Now that you’ve set your clipping planes, you’ll want to set up your Resolume project to route the cameras to the correct LED outputs. To do that we’ll set up multiple layers, each with a UnitySender that corresponds to a Lumiverse Input Source in the Advanced Output of Resolume (remember when you configured the Lumiverses?)
To continue with our hypothetical project, Camera 0 at z-position at 0 renders in Resolume as “UnitySender0”, Camera 1 at z-position 1.5 renders as “UnitySender1”, etc. So in Resolume, we’ll put our Spout Unity Sender0 into Layer 1 (for programming reasons I like a list of things to start with 0– like camera0, but Resolume starts with 1– like Layer 1).
Then we go into Advanced Output and tell set the Input Source for the fixtures for Lumiverse 0 (that handles our first row of LEDs) to render Layer 1. Then do this for ALL the other inputs.

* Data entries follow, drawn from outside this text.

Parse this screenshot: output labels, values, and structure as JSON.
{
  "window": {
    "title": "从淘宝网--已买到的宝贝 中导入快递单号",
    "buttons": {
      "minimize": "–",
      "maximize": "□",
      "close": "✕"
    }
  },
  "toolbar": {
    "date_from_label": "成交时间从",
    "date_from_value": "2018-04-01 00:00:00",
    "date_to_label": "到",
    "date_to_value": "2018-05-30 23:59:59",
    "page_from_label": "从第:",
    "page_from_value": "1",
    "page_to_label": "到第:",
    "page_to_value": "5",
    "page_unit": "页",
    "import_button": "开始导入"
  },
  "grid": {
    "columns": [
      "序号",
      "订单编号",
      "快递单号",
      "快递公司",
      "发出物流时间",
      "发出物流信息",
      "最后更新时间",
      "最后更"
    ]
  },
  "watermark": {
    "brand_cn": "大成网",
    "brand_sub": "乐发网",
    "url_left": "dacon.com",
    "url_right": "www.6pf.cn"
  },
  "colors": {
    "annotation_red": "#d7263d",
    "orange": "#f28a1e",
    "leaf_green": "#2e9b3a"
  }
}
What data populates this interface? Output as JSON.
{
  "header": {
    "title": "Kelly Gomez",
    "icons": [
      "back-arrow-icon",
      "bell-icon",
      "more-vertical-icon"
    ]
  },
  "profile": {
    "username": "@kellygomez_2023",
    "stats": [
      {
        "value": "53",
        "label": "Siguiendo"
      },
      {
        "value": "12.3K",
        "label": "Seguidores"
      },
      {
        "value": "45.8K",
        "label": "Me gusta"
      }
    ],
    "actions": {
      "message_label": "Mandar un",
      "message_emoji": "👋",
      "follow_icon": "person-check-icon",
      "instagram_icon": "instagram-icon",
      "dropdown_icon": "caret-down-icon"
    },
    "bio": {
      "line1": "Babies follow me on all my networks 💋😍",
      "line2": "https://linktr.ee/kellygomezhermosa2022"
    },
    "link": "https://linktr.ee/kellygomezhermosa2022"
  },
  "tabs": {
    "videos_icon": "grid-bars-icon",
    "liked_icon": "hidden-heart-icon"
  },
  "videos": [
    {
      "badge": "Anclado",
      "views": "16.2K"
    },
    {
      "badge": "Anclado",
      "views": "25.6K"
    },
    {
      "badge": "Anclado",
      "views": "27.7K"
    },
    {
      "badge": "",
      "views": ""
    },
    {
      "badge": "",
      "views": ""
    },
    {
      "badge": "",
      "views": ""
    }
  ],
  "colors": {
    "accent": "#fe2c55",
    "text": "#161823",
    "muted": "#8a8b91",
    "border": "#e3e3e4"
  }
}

Probably at some point you should save your Unity project as a nice prefab so centering is fairly trivial. Also, if you want to export this or give to someone else it’s easier if there’s a prefab.
STEP 6 Troubleshooting, tips, and cleanup!
Notice that our 3D objects are not solid? That there’s a “hole” in your LED wall? WHAT COULD THAT BE? Backface culling my darlings. Think about it– your solid 3D object in Unity is not actually solid… it’s a hollow shape with a texture or color map on it. As soon as the camera goes “inside” there’s nothing to see. You can make the texture appear on the inside as well as the outside of your object, but it doesn’t completely solve the problem.
Easiest quick and dirty solution…. use particles. More difficult way… custom lighting effects or volumetric shaders. Does anyone know how to use those? I don’t. But I betcha there’s a plugin in the Unity store that does it.